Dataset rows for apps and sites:
* * * * * * * * *
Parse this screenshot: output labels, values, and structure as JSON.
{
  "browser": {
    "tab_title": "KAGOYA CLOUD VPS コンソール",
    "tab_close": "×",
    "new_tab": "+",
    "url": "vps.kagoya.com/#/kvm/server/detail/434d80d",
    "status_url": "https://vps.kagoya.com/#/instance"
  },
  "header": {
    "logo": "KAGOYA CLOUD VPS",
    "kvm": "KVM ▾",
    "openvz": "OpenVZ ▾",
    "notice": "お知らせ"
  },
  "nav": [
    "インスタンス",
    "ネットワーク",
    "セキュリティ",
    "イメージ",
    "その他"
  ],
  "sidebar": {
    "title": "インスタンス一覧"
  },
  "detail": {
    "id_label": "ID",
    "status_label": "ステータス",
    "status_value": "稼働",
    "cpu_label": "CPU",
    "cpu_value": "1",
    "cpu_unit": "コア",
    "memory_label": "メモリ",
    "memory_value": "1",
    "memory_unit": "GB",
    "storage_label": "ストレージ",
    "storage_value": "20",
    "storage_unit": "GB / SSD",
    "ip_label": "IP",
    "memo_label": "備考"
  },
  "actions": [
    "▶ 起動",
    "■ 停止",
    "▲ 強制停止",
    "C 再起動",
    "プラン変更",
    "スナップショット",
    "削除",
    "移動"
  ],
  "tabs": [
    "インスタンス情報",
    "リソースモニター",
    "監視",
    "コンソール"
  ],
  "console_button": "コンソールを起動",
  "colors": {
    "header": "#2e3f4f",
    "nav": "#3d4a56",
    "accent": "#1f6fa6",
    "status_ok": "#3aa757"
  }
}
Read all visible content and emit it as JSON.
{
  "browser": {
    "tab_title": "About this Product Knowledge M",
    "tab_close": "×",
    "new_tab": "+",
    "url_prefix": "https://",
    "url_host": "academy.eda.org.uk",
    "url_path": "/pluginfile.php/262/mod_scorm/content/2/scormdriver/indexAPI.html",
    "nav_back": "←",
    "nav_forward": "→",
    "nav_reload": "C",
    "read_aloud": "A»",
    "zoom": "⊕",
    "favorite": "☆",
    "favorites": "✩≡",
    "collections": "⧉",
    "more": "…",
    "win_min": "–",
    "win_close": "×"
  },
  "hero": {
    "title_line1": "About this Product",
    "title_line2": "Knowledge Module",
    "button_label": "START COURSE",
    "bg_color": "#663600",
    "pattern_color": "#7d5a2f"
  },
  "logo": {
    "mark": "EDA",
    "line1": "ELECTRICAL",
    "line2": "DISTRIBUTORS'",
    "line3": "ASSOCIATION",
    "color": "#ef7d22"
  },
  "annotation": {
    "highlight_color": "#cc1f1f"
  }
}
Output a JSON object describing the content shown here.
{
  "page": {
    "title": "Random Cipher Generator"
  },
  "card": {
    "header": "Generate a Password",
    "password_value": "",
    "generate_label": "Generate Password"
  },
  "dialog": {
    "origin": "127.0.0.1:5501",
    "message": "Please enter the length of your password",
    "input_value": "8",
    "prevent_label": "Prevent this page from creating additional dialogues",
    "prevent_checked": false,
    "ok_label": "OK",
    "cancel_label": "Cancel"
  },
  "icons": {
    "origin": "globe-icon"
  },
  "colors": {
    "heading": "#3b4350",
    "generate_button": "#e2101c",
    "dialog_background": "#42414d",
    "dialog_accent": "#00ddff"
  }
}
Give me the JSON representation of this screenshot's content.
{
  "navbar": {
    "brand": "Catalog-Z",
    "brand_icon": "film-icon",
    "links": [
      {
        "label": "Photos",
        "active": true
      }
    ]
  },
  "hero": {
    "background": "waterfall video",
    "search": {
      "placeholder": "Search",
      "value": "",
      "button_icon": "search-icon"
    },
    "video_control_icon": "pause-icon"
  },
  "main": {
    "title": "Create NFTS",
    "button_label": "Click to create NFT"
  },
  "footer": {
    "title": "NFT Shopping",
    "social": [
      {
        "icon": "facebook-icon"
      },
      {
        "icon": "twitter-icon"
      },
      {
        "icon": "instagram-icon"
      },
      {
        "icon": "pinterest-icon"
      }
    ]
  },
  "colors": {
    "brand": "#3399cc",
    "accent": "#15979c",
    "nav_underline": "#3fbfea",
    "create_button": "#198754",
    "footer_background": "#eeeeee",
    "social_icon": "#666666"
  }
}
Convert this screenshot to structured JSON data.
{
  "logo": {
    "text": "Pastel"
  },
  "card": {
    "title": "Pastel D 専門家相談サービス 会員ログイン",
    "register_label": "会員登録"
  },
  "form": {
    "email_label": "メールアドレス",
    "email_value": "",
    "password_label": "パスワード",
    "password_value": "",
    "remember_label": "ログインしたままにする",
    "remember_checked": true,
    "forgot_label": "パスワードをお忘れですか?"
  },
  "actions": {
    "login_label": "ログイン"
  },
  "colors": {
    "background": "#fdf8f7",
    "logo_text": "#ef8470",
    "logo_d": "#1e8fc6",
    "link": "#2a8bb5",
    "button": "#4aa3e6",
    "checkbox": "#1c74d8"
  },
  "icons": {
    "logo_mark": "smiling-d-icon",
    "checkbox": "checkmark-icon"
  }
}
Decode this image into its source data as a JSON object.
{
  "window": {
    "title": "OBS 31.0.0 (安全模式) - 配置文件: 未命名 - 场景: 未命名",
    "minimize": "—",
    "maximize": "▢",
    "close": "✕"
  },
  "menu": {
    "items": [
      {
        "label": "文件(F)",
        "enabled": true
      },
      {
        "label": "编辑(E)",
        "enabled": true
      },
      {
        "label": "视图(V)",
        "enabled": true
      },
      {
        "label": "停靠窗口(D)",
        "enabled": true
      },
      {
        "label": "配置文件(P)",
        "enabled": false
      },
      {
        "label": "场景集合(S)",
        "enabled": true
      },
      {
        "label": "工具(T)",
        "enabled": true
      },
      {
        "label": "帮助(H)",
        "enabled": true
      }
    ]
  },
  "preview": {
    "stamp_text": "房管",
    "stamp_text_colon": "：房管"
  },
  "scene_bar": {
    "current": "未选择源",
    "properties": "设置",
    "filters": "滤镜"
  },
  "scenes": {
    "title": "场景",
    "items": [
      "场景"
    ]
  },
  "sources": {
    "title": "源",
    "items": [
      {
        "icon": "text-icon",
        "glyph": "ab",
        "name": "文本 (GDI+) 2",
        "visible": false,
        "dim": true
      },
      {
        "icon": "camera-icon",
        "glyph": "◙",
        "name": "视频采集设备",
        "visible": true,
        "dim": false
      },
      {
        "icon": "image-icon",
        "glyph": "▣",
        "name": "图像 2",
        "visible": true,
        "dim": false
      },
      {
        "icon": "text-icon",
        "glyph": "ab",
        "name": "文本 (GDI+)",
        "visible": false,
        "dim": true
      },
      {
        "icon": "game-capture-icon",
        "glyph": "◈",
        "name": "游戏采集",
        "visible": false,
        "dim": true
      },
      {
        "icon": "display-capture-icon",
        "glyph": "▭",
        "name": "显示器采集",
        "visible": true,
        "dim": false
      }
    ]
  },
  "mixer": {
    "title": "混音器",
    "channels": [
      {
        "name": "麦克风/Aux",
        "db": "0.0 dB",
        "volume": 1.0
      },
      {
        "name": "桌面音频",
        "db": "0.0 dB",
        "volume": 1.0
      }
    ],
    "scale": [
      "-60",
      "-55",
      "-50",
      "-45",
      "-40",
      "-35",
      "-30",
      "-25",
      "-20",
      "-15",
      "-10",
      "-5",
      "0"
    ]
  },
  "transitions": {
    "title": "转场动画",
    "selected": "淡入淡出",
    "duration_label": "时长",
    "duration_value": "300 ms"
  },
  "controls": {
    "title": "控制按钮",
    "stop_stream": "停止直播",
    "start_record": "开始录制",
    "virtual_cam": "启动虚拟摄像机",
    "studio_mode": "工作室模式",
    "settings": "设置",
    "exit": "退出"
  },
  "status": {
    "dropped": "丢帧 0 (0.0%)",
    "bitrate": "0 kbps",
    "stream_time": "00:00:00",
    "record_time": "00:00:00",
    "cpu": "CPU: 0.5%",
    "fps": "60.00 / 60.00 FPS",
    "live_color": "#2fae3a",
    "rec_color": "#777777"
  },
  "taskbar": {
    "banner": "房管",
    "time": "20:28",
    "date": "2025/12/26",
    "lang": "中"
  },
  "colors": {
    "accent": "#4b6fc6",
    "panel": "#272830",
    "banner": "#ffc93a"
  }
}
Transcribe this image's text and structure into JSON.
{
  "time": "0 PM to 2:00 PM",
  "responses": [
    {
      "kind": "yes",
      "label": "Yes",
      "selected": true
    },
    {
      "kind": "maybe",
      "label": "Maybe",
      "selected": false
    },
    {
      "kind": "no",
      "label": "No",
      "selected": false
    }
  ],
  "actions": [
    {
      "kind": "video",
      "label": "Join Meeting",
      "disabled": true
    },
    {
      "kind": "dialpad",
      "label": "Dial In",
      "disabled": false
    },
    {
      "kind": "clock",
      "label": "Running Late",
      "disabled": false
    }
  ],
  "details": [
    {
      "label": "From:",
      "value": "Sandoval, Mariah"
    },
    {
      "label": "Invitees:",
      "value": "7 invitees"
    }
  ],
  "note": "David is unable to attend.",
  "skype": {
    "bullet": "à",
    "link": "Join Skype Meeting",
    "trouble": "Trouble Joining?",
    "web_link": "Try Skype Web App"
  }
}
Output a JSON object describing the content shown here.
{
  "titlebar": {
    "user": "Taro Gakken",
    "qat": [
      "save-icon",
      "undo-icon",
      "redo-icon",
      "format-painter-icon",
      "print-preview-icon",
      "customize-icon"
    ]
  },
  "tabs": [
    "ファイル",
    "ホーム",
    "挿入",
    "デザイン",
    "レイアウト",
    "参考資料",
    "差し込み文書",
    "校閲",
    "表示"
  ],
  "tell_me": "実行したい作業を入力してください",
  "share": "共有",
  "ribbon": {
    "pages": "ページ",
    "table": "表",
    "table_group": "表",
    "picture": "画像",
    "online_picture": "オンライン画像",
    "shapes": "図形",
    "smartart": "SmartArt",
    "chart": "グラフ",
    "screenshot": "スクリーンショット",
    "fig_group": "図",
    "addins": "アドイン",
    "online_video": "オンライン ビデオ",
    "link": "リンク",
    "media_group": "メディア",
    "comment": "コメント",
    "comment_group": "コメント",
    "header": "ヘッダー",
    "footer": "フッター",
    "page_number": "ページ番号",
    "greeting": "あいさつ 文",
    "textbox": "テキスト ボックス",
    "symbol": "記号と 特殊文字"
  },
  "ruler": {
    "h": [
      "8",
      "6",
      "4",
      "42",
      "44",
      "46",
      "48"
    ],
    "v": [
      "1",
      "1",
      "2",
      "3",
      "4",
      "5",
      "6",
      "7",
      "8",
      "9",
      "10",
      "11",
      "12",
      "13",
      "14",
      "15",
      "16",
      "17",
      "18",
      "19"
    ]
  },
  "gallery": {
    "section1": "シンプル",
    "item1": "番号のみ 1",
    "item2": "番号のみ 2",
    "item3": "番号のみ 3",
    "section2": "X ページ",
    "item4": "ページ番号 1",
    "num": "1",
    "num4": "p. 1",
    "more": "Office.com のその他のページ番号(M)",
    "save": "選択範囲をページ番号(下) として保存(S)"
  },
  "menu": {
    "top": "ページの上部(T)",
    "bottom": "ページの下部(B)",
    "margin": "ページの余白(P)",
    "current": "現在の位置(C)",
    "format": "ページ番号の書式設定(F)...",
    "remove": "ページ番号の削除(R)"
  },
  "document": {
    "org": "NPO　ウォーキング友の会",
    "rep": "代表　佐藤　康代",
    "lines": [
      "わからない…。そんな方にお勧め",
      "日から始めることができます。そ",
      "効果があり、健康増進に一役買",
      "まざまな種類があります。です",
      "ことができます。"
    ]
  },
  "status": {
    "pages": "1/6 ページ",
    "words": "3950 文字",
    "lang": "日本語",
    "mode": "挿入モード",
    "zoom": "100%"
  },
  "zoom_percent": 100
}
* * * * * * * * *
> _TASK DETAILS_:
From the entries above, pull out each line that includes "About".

> _EXERCISE OUTPUT_:
    "tab_title": "About this Product Knowledge M",
    "title_line1": "About this Product",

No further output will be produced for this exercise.